-- Assignment --
All lines in the records that carry the string "automated" are to be shown.

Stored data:
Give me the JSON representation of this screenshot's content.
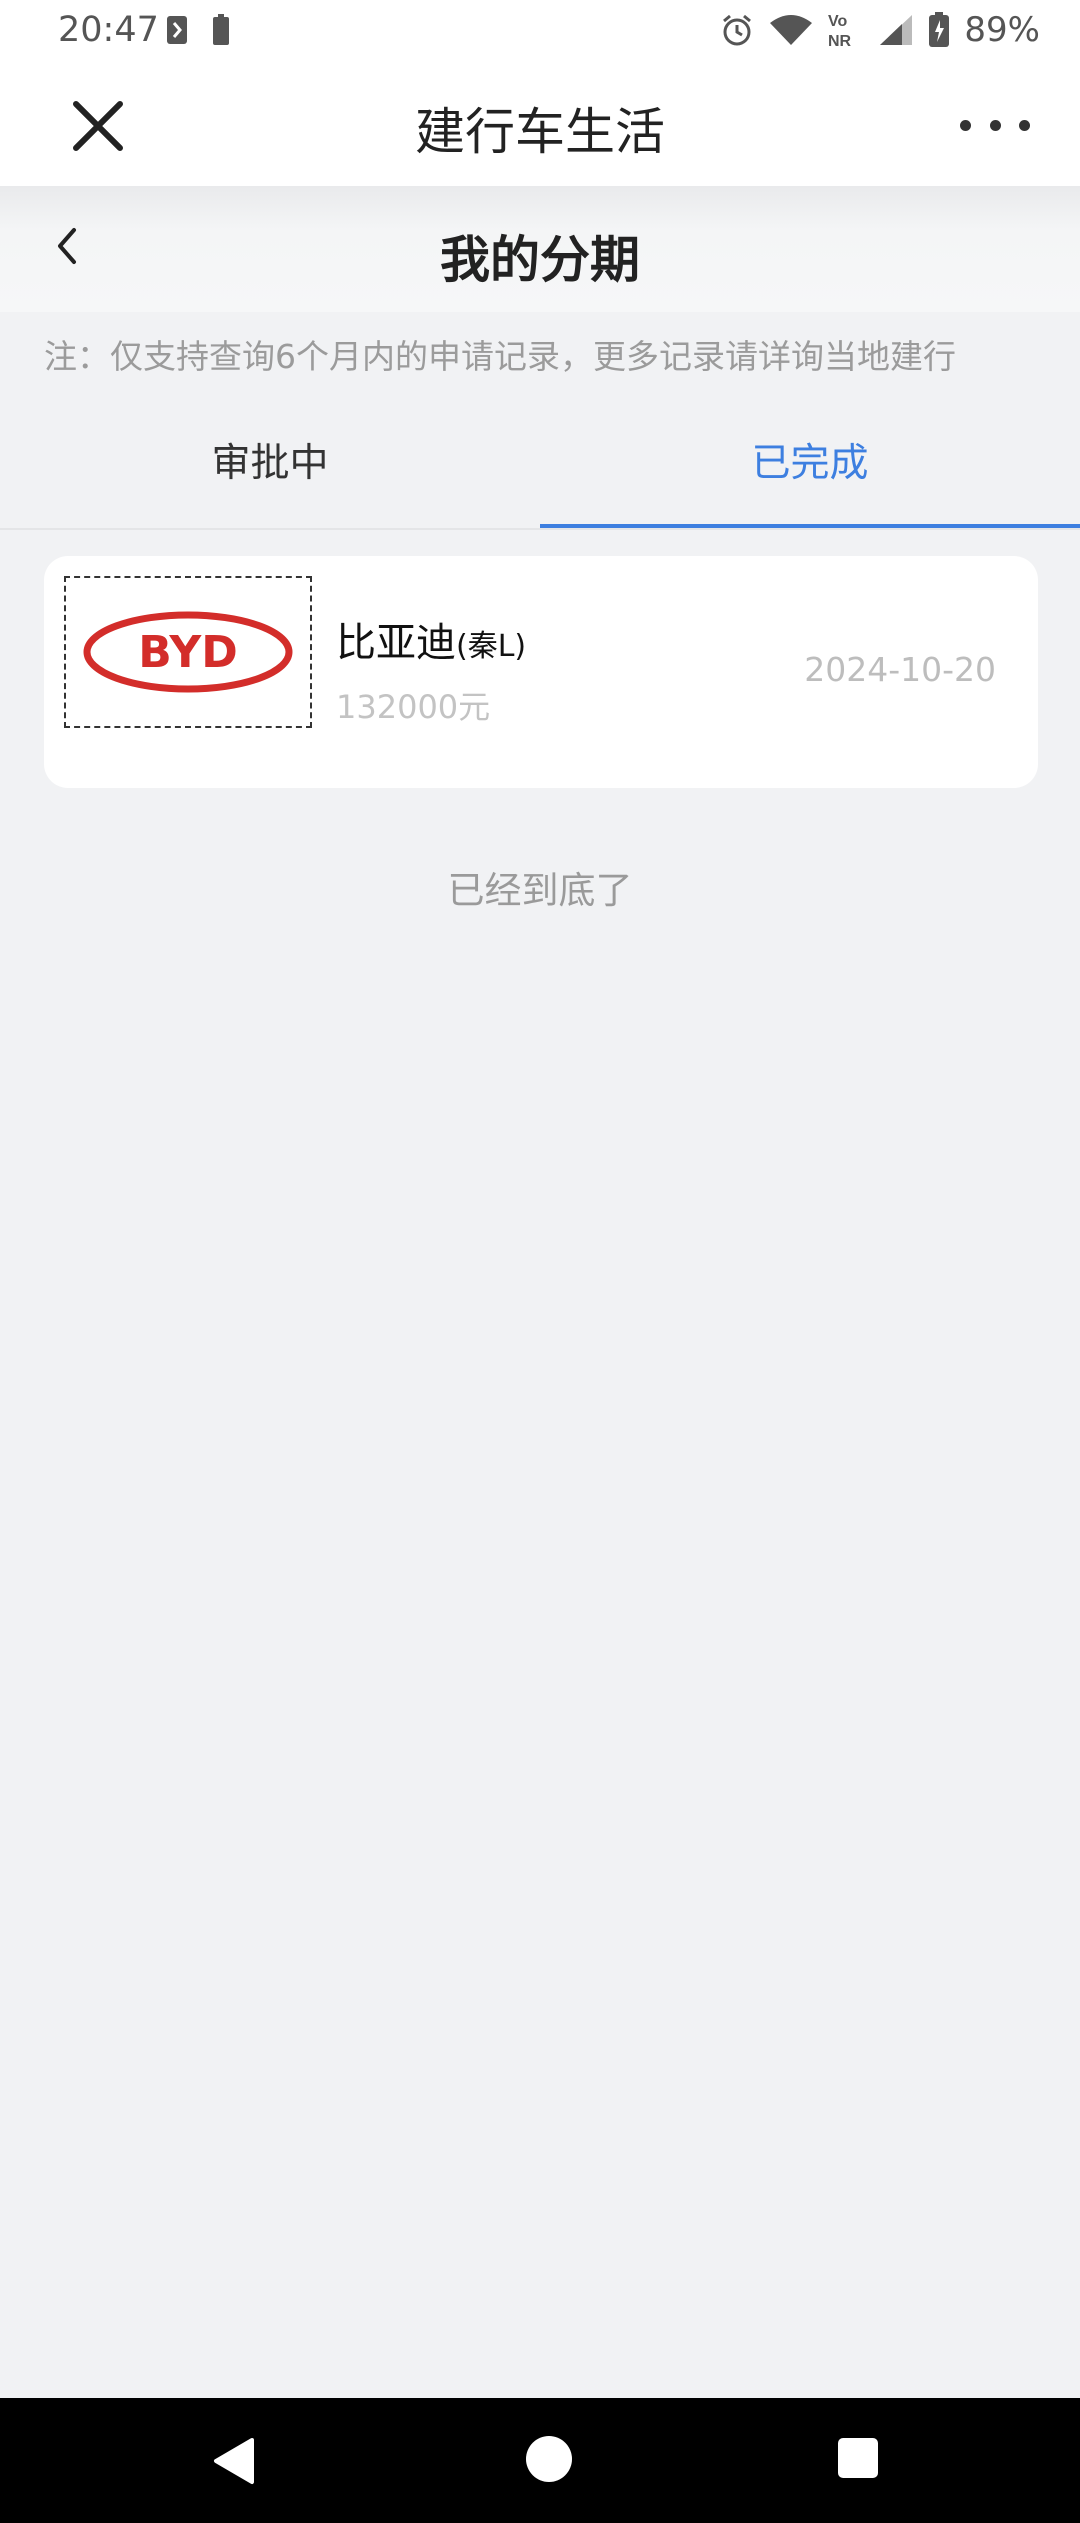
{
  "status_bar": {
    "time": "20:47",
    "battery": "89%",
    "icons": [
      "notification-icon",
      "battery-small-icon",
      "alarm-icon",
      "wifi-icon",
      "volte-nr-icon",
      "signal-icon",
      "battery-icon"
    ]
  },
  "app_header": {
    "title": "建行车生活",
    "close_icon": "close-icon",
    "more_icon": "more-icon"
  },
  "page": {
    "title": "我的分期",
    "note": "注：仅支持查询6个月内的申请记录，更多记录请详询当地建行"
  },
  "tabs": [
    {
      "label": "审批中",
      "active": false
    },
    {
      "label": "已完成",
      "active": true
    }
  ],
  "records": [
    {
      "logo_text": "BYD",
      "brand": "比亚迪",
      "model": "(秦L)",
      "price": "132000元",
      "date": "2024-10-20"
    }
  ],
  "end_text": "已经到底了",
  "colors": {
    "accent": "#3d7fe0",
    "background": "#f1f2f4",
    "byd_red": "#d32d2a"
  }
}
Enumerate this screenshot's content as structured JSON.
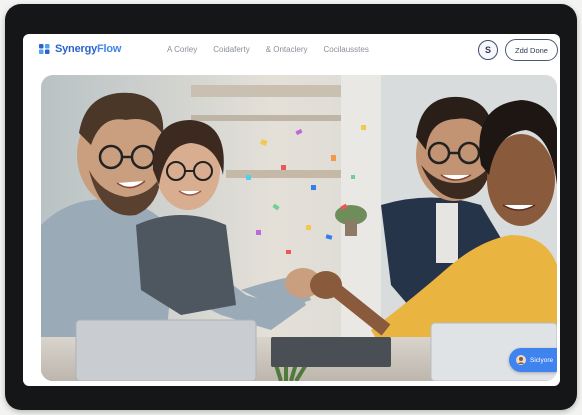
{
  "app": {
    "brand": {
      "name_main": "Synergy",
      "name_accent": "Flow"
    },
    "nav": {
      "items": [
        {
          "label": "A Corley"
        },
        {
          "label": "Coidaferty"
        },
        {
          "label": "& Ontaclery"
        },
        {
          "label": "Cocilausstes"
        }
      ],
      "account_initial": "S",
      "primary_button_label": "Zdd Done"
    },
    "hero": {
      "image_description_icon": "team-fistbump-photo",
      "cta_label": "Siclyore"
    },
    "colors": {
      "brand": "#2d63c9",
      "accent": "#3f83ee",
      "device_frame": "#151617"
    }
  }
}
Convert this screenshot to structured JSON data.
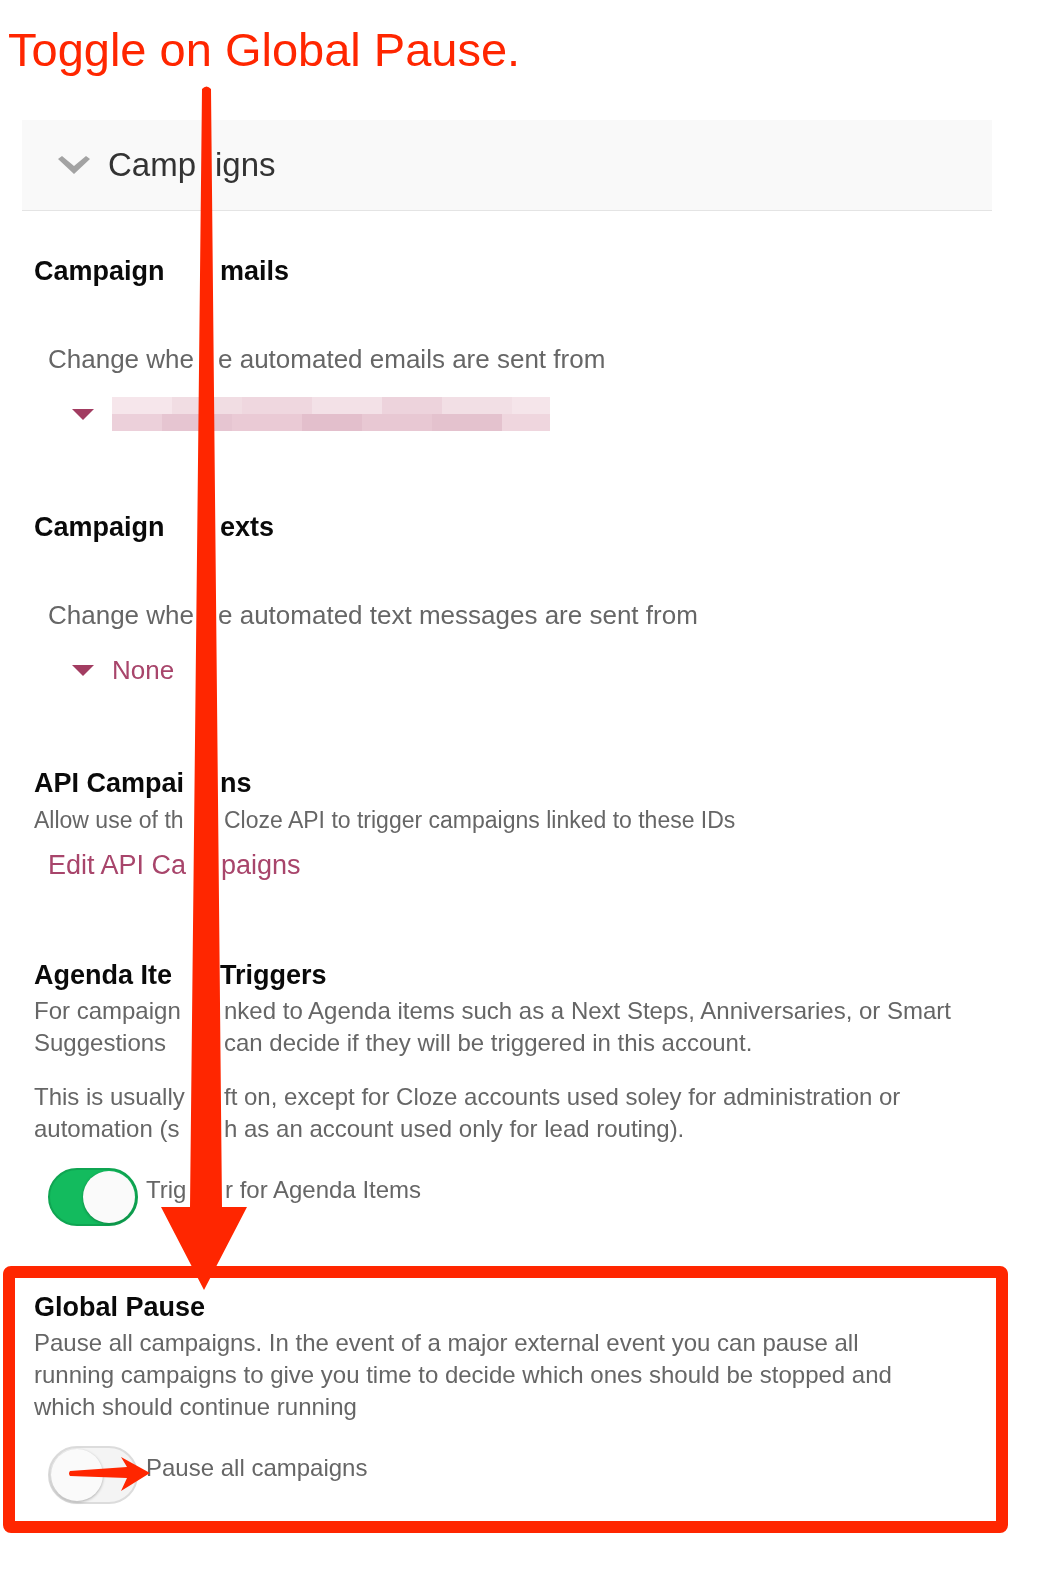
{
  "annotation": {
    "caption": "Toggle on Global Pause."
  },
  "panel": {
    "title": [
      "Camp",
      "igns"
    ],
    "expanded": true
  },
  "sections": [
    {
      "title": [
        "Campaign",
        "mails"
      ],
      "kind": "select",
      "highlighted": false,
      "paragraphs": [
        {
          "lines": [
            [
              "Change whe",
              "e automated emails are sent from"
            ]
          ]
        }
      ],
      "select": {
        "redacted": true
      }
    },
    {
      "title": [
        "Campaign",
        "exts"
      ],
      "kind": "select",
      "highlighted": false,
      "paragraphs": [
        {
          "lines": [
            [
              "Change whe",
              "e automated text messages are sent from"
            ]
          ]
        }
      ],
      "select": {
        "redacted": false,
        "value": "None"
      }
    },
    {
      "title": [
        "API Campai",
        "ns"
      ],
      "kind": "link",
      "highlighted": false,
      "paragraphs": [
        {
          "lines": [
            [
              "Allow use of th",
              "Cloze API to trigger campaigns linked to these IDs"
            ]
          ]
        }
      ],
      "link": [
        "Edit API Ca",
        "paigns"
      ]
    },
    {
      "title": [
        "Agenda Ite",
        "Triggers"
      ],
      "kind": "toggle",
      "highlighted": false,
      "paragraphs": [
        {
          "lines": [
            [
              "For campaign",
              "nked to Agenda items such as a Next Steps, Anniversaries, or Smart"
            ],
            [
              "Suggestions",
              "can decide if they will be triggered in this account."
            ]
          ]
        },
        {
          "lines": [
            [
              "This is usually",
              "ft on, except for Cloze accounts used soley for administration or"
            ],
            [
              "automation (s",
              "h as an account used only for lead routing)."
            ]
          ]
        }
      ],
      "toggle": {
        "label": [
          "Trig",
          "r for Agenda Items"
        ],
        "on": true
      }
    },
    {
      "title": [
        "Global Pause"
      ],
      "kind": "toggle",
      "highlighted": true,
      "paragraphs": [
        {
          "text": "Pause all campaigns. In the event of a major external event you can pause all running campaigns to give you time to decide which ones should be stopped and which should continue running"
        }
      ],
      "toggle": {
        "label": [
          "Pause all campaigns"
        ],
        "on": false
      }
    }
  ]
}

-- Exercise output --
              "e automated emails are sent from"
              "e automated text messages are sent from"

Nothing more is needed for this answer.